The Astros have been linked to all sorts of high-profile names as part of this pursuit, but perhaps the most attainable relative to what they can offer is Zack Wheeler.
According to Heyman, the Astros are "one of many teams" with interest in the Mets right-hander. His trade value is down by way of a 4.71 ERA and a recent bout with shoulder fatigue. Yet his talent is still as intriguing as it's ever been, and Houston's famed analytics arm could certainly make the most of it.

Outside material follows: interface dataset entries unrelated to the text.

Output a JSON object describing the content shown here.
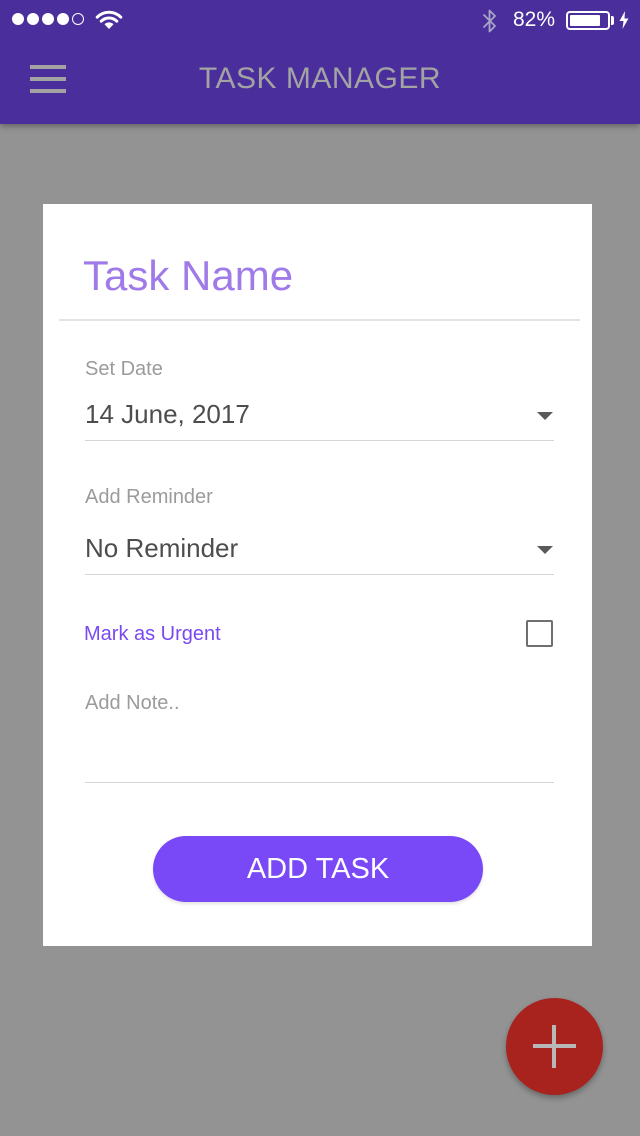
{
  "status_bar": {
    "signal_bars": 4,
    "signal_total": 5,
    "battery_percent": "82%",
    "battery_level": 0.82
  },
  "app_bar": {
    "title": "TASK MANAGER",
    "menu_icon": "hamburger-menu-icon"
  },
  "form": {
    "task_name_placeholder": "Task Name",
    "date": {
      "label": "Set Date",
      "value": "14 June, 2017"
    },
    "reminder": {
      "label": "Add Reminder",
      "value": "No Reminder"
    },
    "urgent": {
      "label": "Mark as Urgent",
      "checked": false
    },
    "note_placeholder": "Add Note..",
    "submit_label": "ADD TASK"
  },
  "fab": {
    "icon": "plus-icon"
  },
  "colors": {
    "app_bar": "#4a2f9c",
    "accent": "#7a49f7",
    "fab": "#a8231e",
    "background": "#939393"
  }
}
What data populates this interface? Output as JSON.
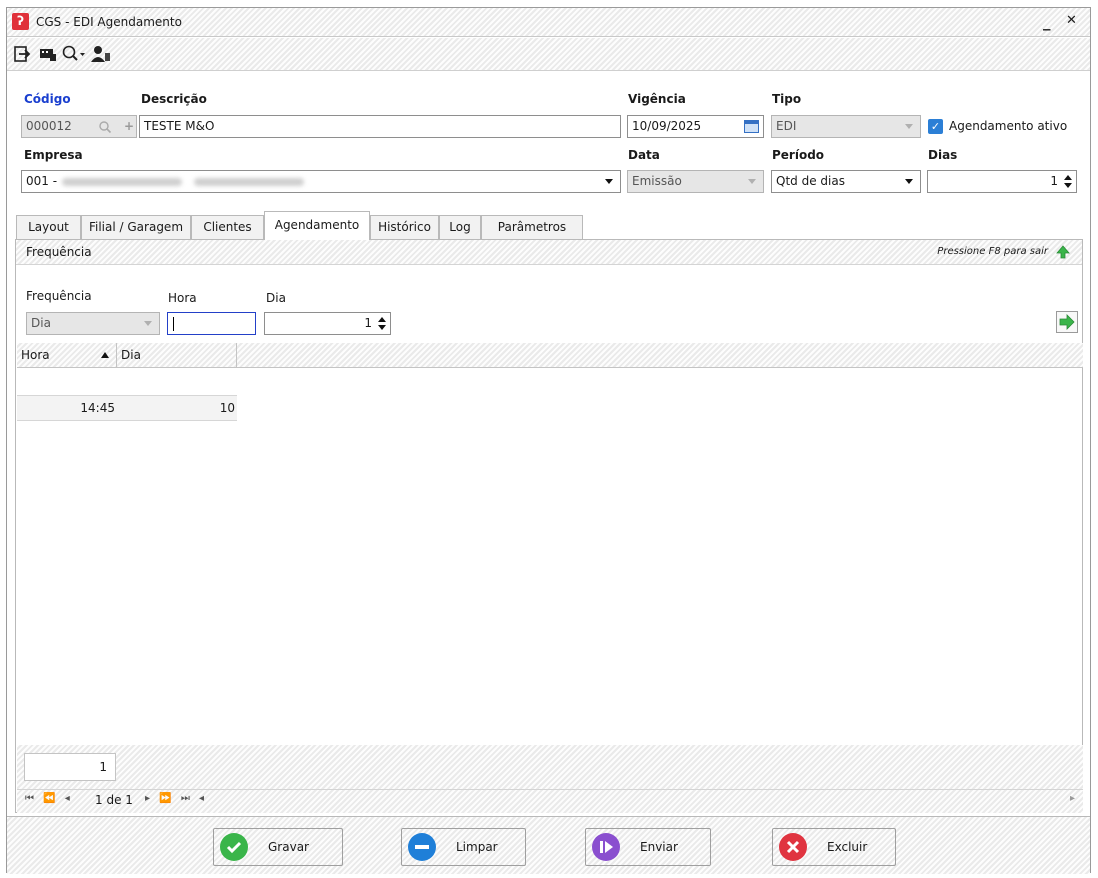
{
  "window": {
    "title": "CGS - EDI Agendamento",
    "logo_glyph": "ʔ",
    "minimize": "_",
    "close": "✕"
  },
  "toolbar": {
    "icons": [
      "exit-icon",
      "terminal-icon",
      "search-dropdown-icon",
      "user-icon"
    ]
  },
  "form": {
    "codigo_label": "Código",
    "codigo_value": "000012",
    "descricao_label": "Descrição",
    "descricao_value": "TESTE M&O",
    "vigencia_label": "Vigência",
    "vigencia_value": "10/09/2025",
    "tipo_label": "Tipo",
    "tipo_value": "EDI",
    "agendamento_ativo_label": "Agendamento ativo",
    "agendamento_ativo_checked": true,
    "empresa_label": "Empresa",
    "empresa_value": "001 -",
    "data_label": "Data",
    "data_value": "Emissão",
    "periodo_label": "Período",
    "periodo_value": "Qtd de dias",
    "dias_label": "Dias",
    "dias_value": "1"
  },
  "tabs": [
    {
      "label": "Layout",
      "active": false
    },
    {
      "label": "Filial / Garagem",
      "active": false
    },
    {
      "label": "Clientes",
      "active": false
    },
    {
      "label": "Agendamento",
      "active": true
    },
    {
      "label": "Histórico",
      "active": false
    },
    {
      "label": "Log",
      "active": false
    },
    {
      "label": "Parâmetros",
      "active": false
    }
  ],
  "panel": {
    "header_title": "Frequência",
    "hint": "Pressione F8 para sair",
    "frequencia_label": "Frequência",
    "frequencia_value": "Dia",
    "hora_label": "Hora",
    "hora_value": "",
    "dia_label": "Dia",
    "dia_value": "1",
    "grid": {
      "columns": [
        "Hora",
        "Dia"
      ],
      "sort_column": "Hora",
      "sort_direction": "asc",
      "rows": [
        {
          "hora": "14:45",
          "dia": "10"
        }
      ],
      "footer_count": "1",
      "pager_text": "1 de 1"
    }
  },
  "buttons": {
    "gravar": "Gravar",
    "limpar": "Limpar",
    "enviar": "Enviar",
    "excluir": "Excluir"
  },
  "colors": {
    "label_blue": "#1a3fcf",
    "logo_red": "#e0313a",
    "green": "#3ab54a",
    "blue": "#1f7fd8",
    "purple": "#8a4fcf",
    "red": "#e03440",
    "checkbox": "#2b7fd6"
  }
}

More so than Noah Syndergaard, Wheeler looks like the odd man out of the Mets rotation following their surprise trade for Marcus Stroman. The Astros might be able to rent him for the rest of 2019 without giving up outfielder Kyle Tucker or any other prized prospects.
Kansas City Royals: Whit Merrifield Stays
Record: 40-67, 4th in AL Central
The Kansas City Royals may be ticketed for a second straight 100-loss season, but that doesn't mean they can't drive a hard bargain with their trade chips.
According to Rosenthal, the Royals aren't interested in paying down salaries for high-priced albatrosses such as Ian Kennedy and Danny Duffy. And they're digging in even deeper with regard to All-Star utility man Whit Merrifield. Per Bruce Levine of 670 The Score, Merrifield's asking price starts with "three MLB-ready players."
That asking price isn't as absurd as it might sound. Merrifield has gotten better every year since his debut in 2017. He's also fresh off signing a four-year extension that guarantees him only $15.25 million after 2019.
But because Merrifield is already 30 years old, interested parties might reason that he might not be long for his prime. And apart from possibly the Cubs, it's hard to pinpoint contenders that need him badly enough to pay the Royals' price for him.
Los Angeles Angels: They'll Trade for Danny Duffy
Record: 55-52, 3rd in AL West
It's difficult to point to the Los Angeles Angels starting rotation as an area of need in the wake of Tyler Skaggs' tragic death.
Nonetheless, it is an obvious target for GM Billy Eppler's trade deadline strategy, which he told Jeff Fletcher of the Orange County Register will "lean heavily" toward adding controllable talent.
According to Heyman, the Angels have checked in on Bauer, Syndergaard and "every possible starting pitcher." But given that they have some money coming off their books this winter, it seems likely that they'll prefer taking on salary to subtracting from their No. 21 farm system.
If so, Royals southpaw Danny Duffy is a possibility. Despite the veteran's 4.67 ERA over the last two seasons, Rosenthal reported that the Royals aren't inclined to eat any of the $30.8 million that Duffy is owed across 2020 and 2021. That may be fine with the Angels so long as they don't have to surrender top prospects in a deal.
Los Angeles Dodgers: They'll Trade for Will Smith
Record: 69-38, 1st in NL West
A blockbuster trade between the Los Angeles Dodgers and San Francisco Giants? Such things are exceptionally rare, and now wouldn't seem the best time for that trend to break.
According to Mark Feinsand of MLB.com, the Giants may have no interest in selling amid an 19-5 stretch that's catapulted them into the NL wild-card race.